When I was a freshman in college, there were small vases of flowers on every one of the hundreds of tables in our Dining Commons. One particular guys’ floor enjoyed finding couples on a lunch date and casually placing dozens of the vases, one by one, on the table between them before walking away, whistling cheerfully.
Besides that little prank, I didn’t see much purpose behind the flowers. When I asked why they were changed out every week, the upperclassmen told me a Taylor University alumni couple had left a fund in their will that specified a certain amount of money to be used exclusively for flowers in the dining hall.
Not financial aid. Not a building fund. Not artwork or landscaping or some other campus feature with a gold plaque bearing their names and a message to be remembered by.
Nineteen-year-old Amy was not impressed. While I thought the flowers were pretty, being a thrifty (read: cheap) person, I rolled my eyes at the waste of money. If we only had flowers on special occasions, like Christmas or graduation, we’d appreciate them more, I reasoned, and it would save a lot of money that could go toward more important things. And if it had to be flowers, why not plant a garden? These flowers just kept on dying, kept on needing to be replaced.
They didn’t last. Not the individual flowers and not the money in the fund, which ran out during my sophomore year. What good is a legacy that doesn’t last? I wondered.
Two years later, I had a similar conversation with one of my professors about the expensive spiral staircase and other unnecessary frills of the new science center.
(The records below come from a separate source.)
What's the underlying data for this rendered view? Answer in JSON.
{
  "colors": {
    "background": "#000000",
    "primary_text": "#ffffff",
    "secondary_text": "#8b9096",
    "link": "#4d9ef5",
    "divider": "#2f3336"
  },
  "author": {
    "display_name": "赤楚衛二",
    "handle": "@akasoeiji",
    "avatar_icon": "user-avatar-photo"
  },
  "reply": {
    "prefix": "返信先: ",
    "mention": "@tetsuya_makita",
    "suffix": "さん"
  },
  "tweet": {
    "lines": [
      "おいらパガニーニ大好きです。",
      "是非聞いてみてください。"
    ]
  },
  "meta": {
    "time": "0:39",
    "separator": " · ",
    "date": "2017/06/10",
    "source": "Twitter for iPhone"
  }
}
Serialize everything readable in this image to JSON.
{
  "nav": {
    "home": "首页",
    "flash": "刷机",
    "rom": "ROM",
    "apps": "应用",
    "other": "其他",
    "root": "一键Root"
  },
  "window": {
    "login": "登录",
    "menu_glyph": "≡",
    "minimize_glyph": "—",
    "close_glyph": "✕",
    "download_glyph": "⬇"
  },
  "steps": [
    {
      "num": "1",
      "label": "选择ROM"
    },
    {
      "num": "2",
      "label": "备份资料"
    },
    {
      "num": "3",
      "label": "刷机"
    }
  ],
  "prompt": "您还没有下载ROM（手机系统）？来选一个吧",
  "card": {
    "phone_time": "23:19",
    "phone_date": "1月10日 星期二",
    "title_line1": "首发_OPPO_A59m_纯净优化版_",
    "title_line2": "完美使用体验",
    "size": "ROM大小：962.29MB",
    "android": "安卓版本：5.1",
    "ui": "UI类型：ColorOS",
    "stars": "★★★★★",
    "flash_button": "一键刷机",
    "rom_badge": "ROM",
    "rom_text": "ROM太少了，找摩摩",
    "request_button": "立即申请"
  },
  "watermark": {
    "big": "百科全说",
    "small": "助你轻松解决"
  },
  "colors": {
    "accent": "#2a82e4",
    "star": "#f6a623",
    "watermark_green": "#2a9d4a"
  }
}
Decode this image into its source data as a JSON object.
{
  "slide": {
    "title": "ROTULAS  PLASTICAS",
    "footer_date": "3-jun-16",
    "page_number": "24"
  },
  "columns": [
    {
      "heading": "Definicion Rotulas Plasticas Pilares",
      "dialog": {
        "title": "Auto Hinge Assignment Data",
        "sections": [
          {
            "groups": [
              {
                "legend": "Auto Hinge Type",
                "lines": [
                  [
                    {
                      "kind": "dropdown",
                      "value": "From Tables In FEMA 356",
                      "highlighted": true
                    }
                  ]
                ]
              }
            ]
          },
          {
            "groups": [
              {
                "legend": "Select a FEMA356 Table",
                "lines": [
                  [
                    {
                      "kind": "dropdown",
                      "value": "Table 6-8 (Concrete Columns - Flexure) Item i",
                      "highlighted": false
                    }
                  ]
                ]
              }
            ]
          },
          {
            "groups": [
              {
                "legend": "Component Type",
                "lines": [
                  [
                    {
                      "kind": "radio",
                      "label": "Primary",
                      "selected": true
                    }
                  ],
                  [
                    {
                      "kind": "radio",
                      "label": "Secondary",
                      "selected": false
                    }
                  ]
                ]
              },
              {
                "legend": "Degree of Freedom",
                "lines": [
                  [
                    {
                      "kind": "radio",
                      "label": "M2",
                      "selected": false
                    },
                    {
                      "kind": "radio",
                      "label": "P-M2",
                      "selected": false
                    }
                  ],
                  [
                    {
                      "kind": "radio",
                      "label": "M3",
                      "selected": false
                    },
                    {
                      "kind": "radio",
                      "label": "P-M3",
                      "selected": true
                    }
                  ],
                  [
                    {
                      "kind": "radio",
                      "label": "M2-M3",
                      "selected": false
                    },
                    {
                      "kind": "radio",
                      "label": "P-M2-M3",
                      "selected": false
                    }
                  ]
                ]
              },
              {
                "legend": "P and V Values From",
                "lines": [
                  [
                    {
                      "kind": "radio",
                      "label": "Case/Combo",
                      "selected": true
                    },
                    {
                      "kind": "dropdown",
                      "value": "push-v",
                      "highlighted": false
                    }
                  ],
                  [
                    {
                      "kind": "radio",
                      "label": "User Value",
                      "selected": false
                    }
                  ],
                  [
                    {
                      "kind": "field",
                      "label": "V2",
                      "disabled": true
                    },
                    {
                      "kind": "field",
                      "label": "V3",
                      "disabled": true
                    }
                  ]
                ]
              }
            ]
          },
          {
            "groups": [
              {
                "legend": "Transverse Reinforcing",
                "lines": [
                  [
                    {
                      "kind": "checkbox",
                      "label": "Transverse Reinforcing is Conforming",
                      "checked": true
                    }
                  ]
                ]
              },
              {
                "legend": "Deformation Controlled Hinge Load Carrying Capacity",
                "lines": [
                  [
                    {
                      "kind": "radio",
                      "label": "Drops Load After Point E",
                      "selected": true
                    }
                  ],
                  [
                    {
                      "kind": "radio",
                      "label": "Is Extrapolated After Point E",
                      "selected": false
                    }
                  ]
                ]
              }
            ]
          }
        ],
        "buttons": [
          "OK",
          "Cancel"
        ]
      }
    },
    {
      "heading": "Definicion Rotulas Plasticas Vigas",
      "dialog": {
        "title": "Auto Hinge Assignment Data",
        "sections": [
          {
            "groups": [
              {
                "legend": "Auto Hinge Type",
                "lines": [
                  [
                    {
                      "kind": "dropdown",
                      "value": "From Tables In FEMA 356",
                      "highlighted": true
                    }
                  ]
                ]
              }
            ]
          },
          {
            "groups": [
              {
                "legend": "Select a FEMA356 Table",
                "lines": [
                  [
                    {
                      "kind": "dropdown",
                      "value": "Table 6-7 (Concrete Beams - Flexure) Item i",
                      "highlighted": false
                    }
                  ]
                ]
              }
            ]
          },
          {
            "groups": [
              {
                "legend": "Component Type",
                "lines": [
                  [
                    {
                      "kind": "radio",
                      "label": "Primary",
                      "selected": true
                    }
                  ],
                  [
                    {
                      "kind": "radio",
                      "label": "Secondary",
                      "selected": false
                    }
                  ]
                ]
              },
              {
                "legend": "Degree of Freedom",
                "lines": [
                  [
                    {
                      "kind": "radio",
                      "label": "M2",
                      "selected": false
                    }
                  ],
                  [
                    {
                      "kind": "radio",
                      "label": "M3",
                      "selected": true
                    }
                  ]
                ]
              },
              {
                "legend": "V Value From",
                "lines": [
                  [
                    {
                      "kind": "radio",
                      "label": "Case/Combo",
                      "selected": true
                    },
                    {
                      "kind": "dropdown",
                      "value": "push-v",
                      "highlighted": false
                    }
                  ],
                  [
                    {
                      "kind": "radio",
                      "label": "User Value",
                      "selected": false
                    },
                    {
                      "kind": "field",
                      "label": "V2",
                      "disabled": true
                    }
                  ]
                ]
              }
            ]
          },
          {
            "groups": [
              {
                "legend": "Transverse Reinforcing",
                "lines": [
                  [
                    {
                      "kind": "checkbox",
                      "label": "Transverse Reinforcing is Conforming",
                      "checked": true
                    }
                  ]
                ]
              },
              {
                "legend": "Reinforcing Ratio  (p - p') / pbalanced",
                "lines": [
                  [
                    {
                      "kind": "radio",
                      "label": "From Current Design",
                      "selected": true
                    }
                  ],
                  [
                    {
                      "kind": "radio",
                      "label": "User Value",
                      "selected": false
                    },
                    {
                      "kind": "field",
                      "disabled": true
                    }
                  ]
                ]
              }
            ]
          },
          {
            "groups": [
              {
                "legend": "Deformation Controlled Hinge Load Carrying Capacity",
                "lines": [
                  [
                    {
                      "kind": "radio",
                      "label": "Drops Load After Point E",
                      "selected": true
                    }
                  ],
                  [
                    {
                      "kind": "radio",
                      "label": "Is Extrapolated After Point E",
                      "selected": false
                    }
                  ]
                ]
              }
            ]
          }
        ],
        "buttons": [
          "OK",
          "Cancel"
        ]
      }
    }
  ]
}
Instead of commending my good sense and thrift, he said something to me that I’ve been thinking of ever since: God isn’t just the God of justice and righteousness and truth. He is the God of beauty. He is the God of small things and common grace. And because we are made in his image, creating and appreciating beautiful things is an act of worship.
It made me realize that when the Bible says, “Every good and perfect gift is from above,” it doesn’t just mean the major blessings of family, freedom, faith, and the other things we usually remember to be thankful for. It means the sound of laughter, whipped cream on top of a milkshake, a sprinkler on a hot day, a masterpiece painting, and a bouquet of dandelions picked just for you.
From then on, I’ve tried to appreciate beauty more deeply, see the everyday grace around me as worthy of notice and gratitude, and live more generously, without worrying about the practical value of things.
I think God has called some people to an impressive legacy, to the kind of tasks that we find worthy of praise and applause, and I am so thankful for those who accepted that call, sometimes at great cost.
But sometimes, I think Christians especially are too focused on doing great things for God, being remembered as giants of the faith. Many of us secretly want to write brilliant books or get applause or have someone name their kid after us because of the impact we had. We put value on the people in front of churches, think the great cloud of witnesses consists only of headlining heroes in the Bible, and hope to join their ranks.
We want buildings and scholarship funds and gold plaques. We want a legacy.
What would happen if we were content with leaving behind flowers instead?
Let me tell you something: your life isn’t just worthwhile if you’ve made a list of influencers, if you were voted Most Likely to Succeed (or weren’t and succeeded anyway), if you’ve made a name for yourself or accomplished every one of your goals.
This is a reminder for all of us, for the tired-out parents and stressed-out students, for the twenty-somethings trying to figure out what to do with their lives and the retirees trying to sort out what they did, for the lifelong losers and the overachievers, for everyone who secretly wonders why they’re even trying.
For the alumni couple who left flowers to their alma mater to make the world a little more joy-filled.
Whenever you worry about what you’re accomplishing remember this: God sees you and loves you. And that makes ordinary things—unnoticed sacrifices, daily routines, honest prayers—beautiful.
Because, in reality, most of the cloud of witnesses are unnamed and unnoticed, except to God. The most important part of your legacy will be the ways you’ve changed those around you that you’ll probably never even realize. And I am convinced that most of the people to whom God says, “Well done, good and faithful servant” will be people who were quietly obedient in loving those around them.
So, to the couple who placed flowers at Taylor University, whoever you were, whatever your story was…thank you. It’s a few years too late for me to appreciate those flowers you put on our tables every week, but I now appreciate all flowers more because of you.
Thanks for the legacy.